Your task: The data shown below should all be retyped exactly.

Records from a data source
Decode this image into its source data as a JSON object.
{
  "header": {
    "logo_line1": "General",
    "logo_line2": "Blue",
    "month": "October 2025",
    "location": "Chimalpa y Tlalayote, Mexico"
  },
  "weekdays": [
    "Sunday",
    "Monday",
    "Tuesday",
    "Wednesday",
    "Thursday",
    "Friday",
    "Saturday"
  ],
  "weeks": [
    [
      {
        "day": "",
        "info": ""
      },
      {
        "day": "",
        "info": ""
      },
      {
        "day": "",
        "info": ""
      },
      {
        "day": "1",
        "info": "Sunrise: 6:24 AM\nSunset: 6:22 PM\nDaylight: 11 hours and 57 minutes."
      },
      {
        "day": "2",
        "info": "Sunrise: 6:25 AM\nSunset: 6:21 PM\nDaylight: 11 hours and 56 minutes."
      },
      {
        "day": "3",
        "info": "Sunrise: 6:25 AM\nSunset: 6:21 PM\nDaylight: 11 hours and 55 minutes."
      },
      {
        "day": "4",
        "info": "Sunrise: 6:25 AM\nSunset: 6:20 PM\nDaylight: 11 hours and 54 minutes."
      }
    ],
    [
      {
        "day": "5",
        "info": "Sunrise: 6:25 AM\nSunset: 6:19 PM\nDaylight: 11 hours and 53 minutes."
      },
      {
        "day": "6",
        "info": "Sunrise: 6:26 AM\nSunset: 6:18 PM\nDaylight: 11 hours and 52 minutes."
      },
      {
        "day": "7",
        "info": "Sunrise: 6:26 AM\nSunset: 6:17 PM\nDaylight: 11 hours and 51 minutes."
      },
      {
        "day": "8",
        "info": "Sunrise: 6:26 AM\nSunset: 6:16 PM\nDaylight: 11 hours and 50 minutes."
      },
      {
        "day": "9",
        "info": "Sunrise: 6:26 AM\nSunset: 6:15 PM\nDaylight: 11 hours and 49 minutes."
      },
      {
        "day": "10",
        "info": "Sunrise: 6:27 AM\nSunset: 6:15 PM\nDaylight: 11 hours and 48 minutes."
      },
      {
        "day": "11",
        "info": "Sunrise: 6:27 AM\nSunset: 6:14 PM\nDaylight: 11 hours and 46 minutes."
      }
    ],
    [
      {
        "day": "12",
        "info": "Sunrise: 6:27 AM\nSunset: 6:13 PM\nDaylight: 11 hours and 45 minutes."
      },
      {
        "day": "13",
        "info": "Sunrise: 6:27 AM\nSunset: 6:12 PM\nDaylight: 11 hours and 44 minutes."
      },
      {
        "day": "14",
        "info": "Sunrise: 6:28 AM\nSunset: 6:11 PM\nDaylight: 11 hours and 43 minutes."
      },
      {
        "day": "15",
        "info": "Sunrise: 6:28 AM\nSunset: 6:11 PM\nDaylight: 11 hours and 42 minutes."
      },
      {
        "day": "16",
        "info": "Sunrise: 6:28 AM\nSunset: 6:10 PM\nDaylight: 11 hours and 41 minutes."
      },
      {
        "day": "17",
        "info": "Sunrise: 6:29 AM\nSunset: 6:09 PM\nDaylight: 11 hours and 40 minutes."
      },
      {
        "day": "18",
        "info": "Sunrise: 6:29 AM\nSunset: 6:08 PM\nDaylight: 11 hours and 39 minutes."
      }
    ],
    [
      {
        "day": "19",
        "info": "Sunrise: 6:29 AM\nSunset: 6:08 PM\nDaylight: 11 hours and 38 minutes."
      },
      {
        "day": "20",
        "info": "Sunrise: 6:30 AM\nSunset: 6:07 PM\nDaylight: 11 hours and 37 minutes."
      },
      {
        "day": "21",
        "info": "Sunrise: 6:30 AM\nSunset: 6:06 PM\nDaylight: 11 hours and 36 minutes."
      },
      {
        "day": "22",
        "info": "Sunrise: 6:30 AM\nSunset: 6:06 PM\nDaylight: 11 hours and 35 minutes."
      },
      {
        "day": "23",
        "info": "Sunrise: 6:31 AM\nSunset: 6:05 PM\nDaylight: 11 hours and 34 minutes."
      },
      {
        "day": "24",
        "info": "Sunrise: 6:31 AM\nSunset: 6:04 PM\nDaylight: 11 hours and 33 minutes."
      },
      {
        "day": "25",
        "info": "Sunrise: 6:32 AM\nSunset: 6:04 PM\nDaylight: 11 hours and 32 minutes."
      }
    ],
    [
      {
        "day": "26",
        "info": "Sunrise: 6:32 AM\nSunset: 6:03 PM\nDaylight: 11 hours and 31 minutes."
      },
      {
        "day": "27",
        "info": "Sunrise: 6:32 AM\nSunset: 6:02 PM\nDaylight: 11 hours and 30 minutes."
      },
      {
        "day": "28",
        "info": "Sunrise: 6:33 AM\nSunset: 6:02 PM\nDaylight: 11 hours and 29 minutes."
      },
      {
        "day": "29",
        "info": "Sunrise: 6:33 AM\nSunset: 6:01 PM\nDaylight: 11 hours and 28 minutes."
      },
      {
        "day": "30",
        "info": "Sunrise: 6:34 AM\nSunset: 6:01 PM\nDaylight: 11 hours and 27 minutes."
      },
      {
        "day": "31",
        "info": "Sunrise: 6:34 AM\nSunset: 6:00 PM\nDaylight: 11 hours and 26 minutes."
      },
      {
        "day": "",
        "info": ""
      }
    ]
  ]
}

Output:
Decode this image into its source data as a JSON object.
{
  "header": {
    "logo_line1": "General",
    "logo_line2": "Blue",
    "month": "October 2025",
    "location": "Chimalpa y Tlalayote, Mexico"
  },
  "weekdays": [
    "Sunday",
    "Monday",
    "Tuesday",
    "Wednesday",
    "Thursday",
    "Friday",
    "Saturday"
  ],
  "weeks": [
    [
      {
        "day": "",
        "info": ""
      },
      {
        "day": "",
        "info": ""
      },
      {
        "day": "",
        "info": ""
      },
      {
        "day": "1",
        "info": "Sunrise: 6:24 AM\nSunset: 6:22 PM\nDaylight: 11 hours and 57 minutes."
      },
      {
        "day": "2",
        "info": "Sunrise: 6:25 AM\nSunset: 6:21 PM\nDaylight: 11 hours and 56 minutes."
      },
      {
        "day": "3",
        "info": "Sunrise: 6:25 AM\nSunset: 6:21 PM\nDaylight: 11 hours and 55 minutes."
      },
      {
        "day": "4",
        "info": "Sunrise: 6:25 AM\nSunset: 6:20 PM\nDaylight: 11 hours and 54 minutes."
      }
    ],
    [
      {
        "day": "5",
        "info": "Sunrise: 6:25 AM\nSunset: 6:19 PM\nDaylight: 11 hours and 53 minutes."
      },
      {
        "day": "6",
        "info": "Sunrise: 6:26 AM\nSunset: 6:18 PM\nDaylight: 11 hours and 52 minutes."
      },
      {
        "day": "7",
        "info": "Sunrise: 6:26 AM\nSunset: 6:17 PM\nDaylight: 11 hours and 51 minutes."
      },
      {
        "day": "8",
        "info": "Sunrise: 6:26 AM\nSunset: 6:16 PM\nDaylight: 11 hours and 50 minutes."
      },
      {
        "day": "9",
        "info": "Sunrise: 6:26 AM\nSunset: 6:15 PM\nDaylight: 11 hours and 49 minutes."
      },
      {
        "day": "10",
        "info": "Sunrise: 6:27 AM\nSunset: 6:15 PM\nDaylight: 11 hours and 48 minutes."
      },
      {
        "day": "11",
        "info": "Sunrise: 6:27 AM\nSunset: 6:14 PM\nDaylight: 11 hours and 46 minutes."
      }
    ],
    [
      {
        "day": "12",
        "info": "Sunrise: 6:27 AM\nSunset: 6:13 PM\nDaylight: 11 hours and 45 minutes."
      },
      {
        "day": "13",
        "info": "Sunrise: 6:27 AM\nSunset: 6:12 PM\nDaylight: 11 hours and 44 minutes."
      },
      {
        "day": "14",
        "info": "Sunrise: 6:28 AM\nSunset: 6:11 PM\nDaylight: 11 hours and 43 minutes."
      },
      {
        "day": "15",
        "info": "Sunrise: 6:28 AM\nSunset: 6:11 PM\nDaylight: 11 hours and 42 minutes."
      },
      {
        "day": "16",
        "info": "Sunrise: 6:28 AM\nSunset: 6:10 PM\nDaylight: 11 hours and 41 minutes."
      },
      {
        "day": "17",
        "info": "Sunrise: 6:29 AM\nSunset: 6:09 PM\nDaylight: 11 hours and 40 minutes."
      },
      {
        "day": "18",
        "info": "Sunrise: 6:29 AM\nSunset: 6:08 PM\nDaylight: 11 hours and 39 minutes."
      }
    ],
    [
      {
        "day": "19",
        "info": "Sunrise: 6:29 AM\nSunset: 6:08 PM\nDaylight: 11 hours and 38 minutes."
      },
      {
        "day": "20",
        "info": "Sunrise: 6:30 AM\nSunset: 6:07 PM\nDaylight: 11 hours and 37 minutes."
      },
      {
        "day": "21",
        "info": "Sunrise: 6:30 AM\nSunset: 6:06 PM\nDaylight: 11 hours and 36 minutes."
      },
      {
        "day": "22",
        "info": "Sunrise: 6:30 AM\nSunset: 6:06 PM\nDaylight: 11 hours and 35 minutes."
      },
      {
        "day": "23",
        "info": "Sunrise: 6:31 AM\nSunset: 6:05 PM\nDaylight: 11 hours and 34 minutes."
      },
      {
        "day": "24",
        "info": "Sunrise: 6:31 AM\nSunset: 6:04 PM\nDaylight: 11 hours and 33 minutes."
      },
      {
        "day": "25",
        "info": "Sunrise: 6:32 AM\nSunset: 6:04 PM\nDaylight: 11 hours and 32 minutes."
      }
    ],
    [
      {
        "day": "26",
        "info": "Sunrise: 6:32 AM\nSunset: 6:03 PM\nDaylight: 11 hours and 31 minutes."
      },
      {
        "day": "27",
        "info": "Sunrise: 6:32 AM\nSunset: 6:02 PM\nDaylight: 11 hours and 30 minutes."
      },
      {
        "day": "28",
        "info": "Sunrise: 6:33 AM\nSunset: 6:02 PM\nDaylight: 11 hours and 29 minutes."
      },
      {
        "day": "29",
        "info": "Sunrise: 6:33 AM\nSunset: 6:01 PM\nDaylight: 11 hours and 28 minutes."
      },
      {
        "day": "30",
        "info": "Sunrise: 6:34 AM\nSunset: 6:01 PM\nDaylight: 11 hours and 27 minutes."
      },
      {
        "day": "31",
        "info": "Sunrise: 6:34 AM\nSunset: 6:00 PM\nDaylight: 11 hours and 26 minutes."
      },
      {
        "day": "",
        "info": ""
      }
    ]
  ]
}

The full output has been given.